**Your task:** Skip the images. Copy the records exactly as written.

**Task data:**
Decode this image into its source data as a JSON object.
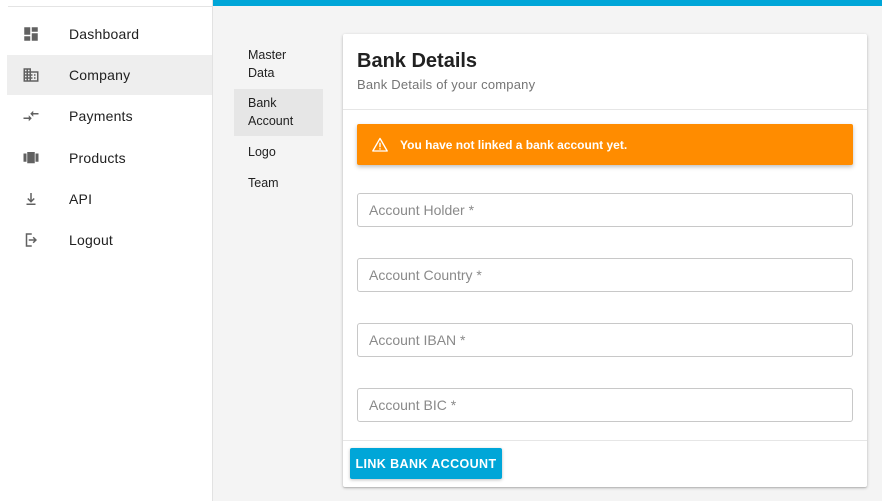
{
  "sidebar": {
    "items": [
      {
        "label": "Dashboard",
        "icon": "dashboard-icon",
        "active": false
      },
      {
        "label": "Company",
        "icon": "company-icon",
        "active": true
      },
      {
        "label": "Payments",
        "icon": "payments-icon",
        "active": false
      },
      {
        "label": "Products",
        "icon": "products-icon",
        "active": false
      },
      {
        "label": "API",
        "icon": "api-icon",
        "active": false
      },
      {
        "label": "Logout",
        "icon": "logout-icon",
        "active": false
      }
    ]
  },
  "subnav": {
    "items": [
      {
        "label": "Master Data",
        "active": false
      },
      {
        "label": "Bank Account",
        "active": true
      },
      {
        "label": "Logo",
        "active": false
      },
      {
        "label": "Team",
        "active": false
      }
    ]
  },
  "card": {
    "title": "Bank Details",
    "subtitle": "Bank Details of your company",
    "alert": {
      "text": "You have not linked a bank account yet.",
      "icon": "warning-icon"
    },
    "fields": [
      {
        "placeholder": "Account Holder *",
        "value": ""
      },
      {
        "placeholder": "Account Country *",
        "value": ""
      },
      {
        "placeholder": "Account IBAN *",
        "value": ""
      },
      {
        "placeholder": "Account BIC *",
        "value": ""
      }
    ],
    "button_label": "LINK BANK ACCOUNT"
  },
  "colors": {
    "accent": "#00a6d8",
    "alert": "#ff8c00",
    "active_nav": "#eeeeee"
  }
}
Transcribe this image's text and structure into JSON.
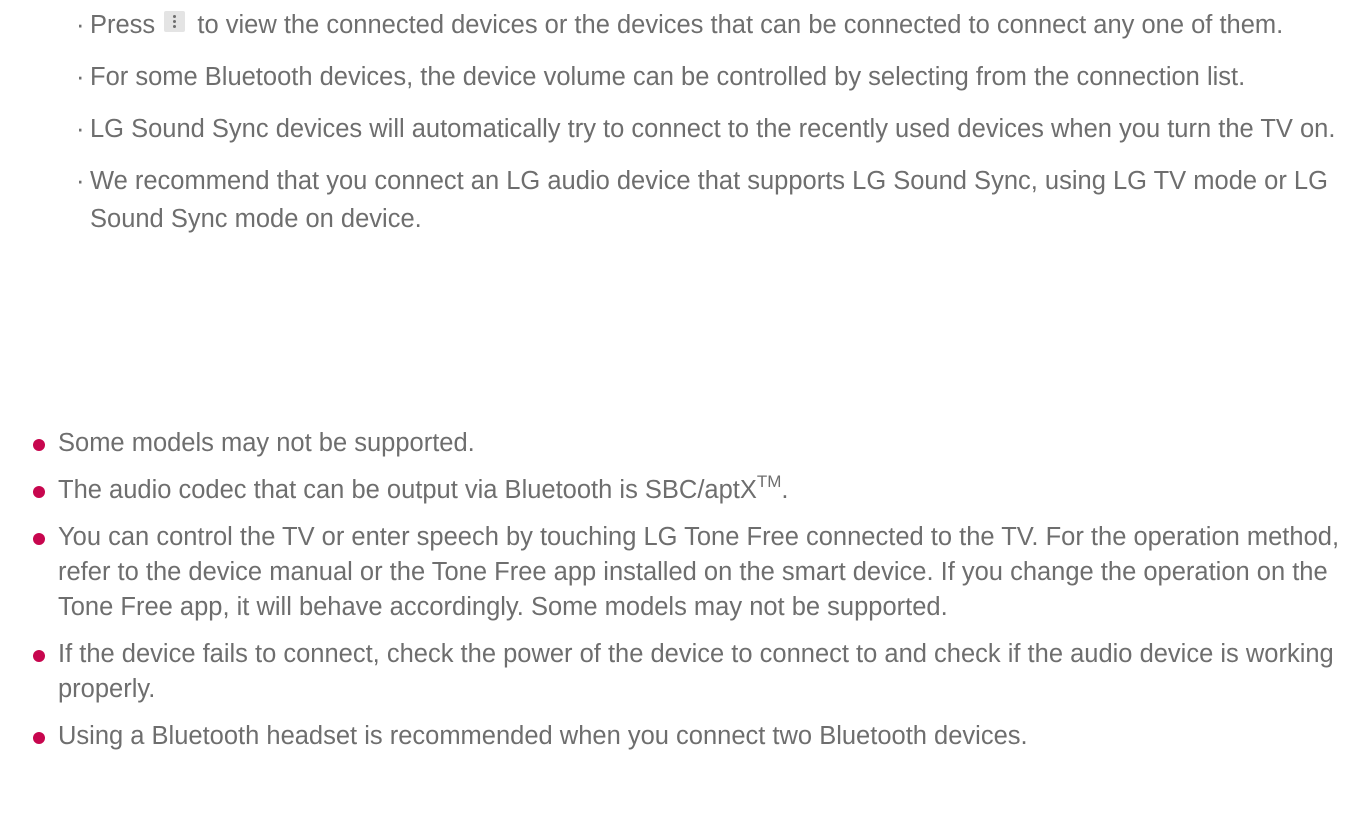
{
  "colors": {
    "text": "#6e6e6e",
    "bullet": "#c7064e",
    "icon_bg": "#e4e4e4"
  },
  "sub_marker": "·",
  "sub_items": [
    {
      "before_icon": "Press",
      "icon": "more-options-icon",
      "text": "to view the connected devices or the devices that can be connected to connect any one of them."
    },
    {
      "text": "For some Bluetooth devices, the device volume can be controlled by selecting from the connection list."
    },
    {
      "text": "LG Sound Sync devices will automatically try to connect to the recently used devices when you turn the TV on."
    },
    {
      "text": "We recommend that you connect an LG audio device that supports LG Sound Sync, using LG TV mode or LG Sound Sync mode on device."
    }
  ],
  "bullets": [
    {
      "text": "Some models may not be supported."
    },
    {
      "text": "The audio codec that can be output via Bluetooth is SBC/aptX",
      "sup": "TM",
      "after": "."
    },
    {
      "text": "You can control the TV or enter speech by touching LG Tone Free connected to the TV. For the operation method, refer to the device manual or the Tone Free app installed on the smart device. If you change the operation on the Tone Free app, it will behave accordingly. Some models may not be supported."
    },
    {
      "text": "If the device fails to connect, check the power of the device to connect to and check if the audio device is working properly."
    },
    {
      "text": "Using a Bluetooth headset is recommended when you connect two Bluetooth devices."
    }
  ]
}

**Written answer:**
Decode this image into its source data as a JSON object.
{
  "sidebar": {
    "items": [
      {
        "label": "Dashboard",
        "icon": "dashboard-icon",
        "active": false
      },
      {
        "label": "Company",
        "icon": "company-icon",
        "active": true
      },
      {
        "label": "Payments",
        "icon": "payments-icon",
        "active": false
      },
      {
        "label": "Products",
        "icon": "products-icon",
        "active": false
      },
      {
        "label": "API",
        "icon": "api-icon",
        "active": false
      },
      {
        "label": "Logout",
        "icon": "logout-icon",
        "active": false
      }
    ]
  },
  "subnav": {
    "items": [
      {
        "label": "Master Data",
        "active": false
      },
      {
        "label": "Bank Account",
        "active": true
      },
      {
        "label": "Logo",
        "active": false
      },
      {
        "label": "Team",
        "active": false
      }
    ]
  },
  "card": {
    "title": "Bank Details",
    "subtitle": "Bank Details of your company",
    "alert": {
      "text": "You have not linked a bank account yet.",
      "icon": "warning-icon"
    },
    "fields": [
      {
        "placeholder": "Account Holder *",
        "value": ""
      },
      {
        "placeholder": "Account Country *",
        "value": ""
      },
      {
        "placeholder": "Account IBAN *",
        "value": ""
      },
      {
        "placeholder": "Account BIC *",
        "value": ""
      }
    ],
    "button_label": "LINK BANK ACCOUNT"
  },
  "colors": {
    "accent": "#00a6d8",
    "alert": "#ff8c00",
    "active_nav": "#eeeeee"
  }
}
Transcribe this image's text and structure into JSON.
{
  "colors": {
    "text": "#6e6e6e",
    "bullet": "#c7064e",
    "icon_bg": "#e4e4e4"
  },
  "sub_marker": "·",
  "sub_items": [
    {
      "before_icon": "Press",
      "icon": "more-options-icon",
      "text": "to view the connected devices or the devices that can be connected to connect any one of them."
    },
    {
      "text": "For some Bluetooth devices, the device volume can be controlled by selecting from the connection list."
    },
    {
      "text": "LG Sound Sync devices will automatically try to connect to the recently used devices when you turn the TV on."
    },
    {
      "text": "We recommend that you connect an LG audio device that supports LG Sound Sync, using LG TV mode or LG Sound Sync mode on device."
    }
  ],
  "bullets": [
    {
      "text": "Some models may not be supported."
    },
    {
      "text": "The audio codec that can be output via Bluetooth is SBC/aptX",
      "sup": "TM",
      "after": "."
    },
    {
      "text": "You can control the TV or enter speech by touching LG Tone Free connected to the TV. For the operation method, refer to the device manual or the Tone Free app installed on the smart device. If you change the operation on the Tone Free app, it will behave accordingly. Some models may not be supported."
    },
    {
      "text": "If the device fails to connect, check the power of the device to connect to and check if the audio device is working properly."
    },
    {
      "text": "Using a Bluetooth headset is recommended when you connect two Bluetooth devices."
    }
  ]
}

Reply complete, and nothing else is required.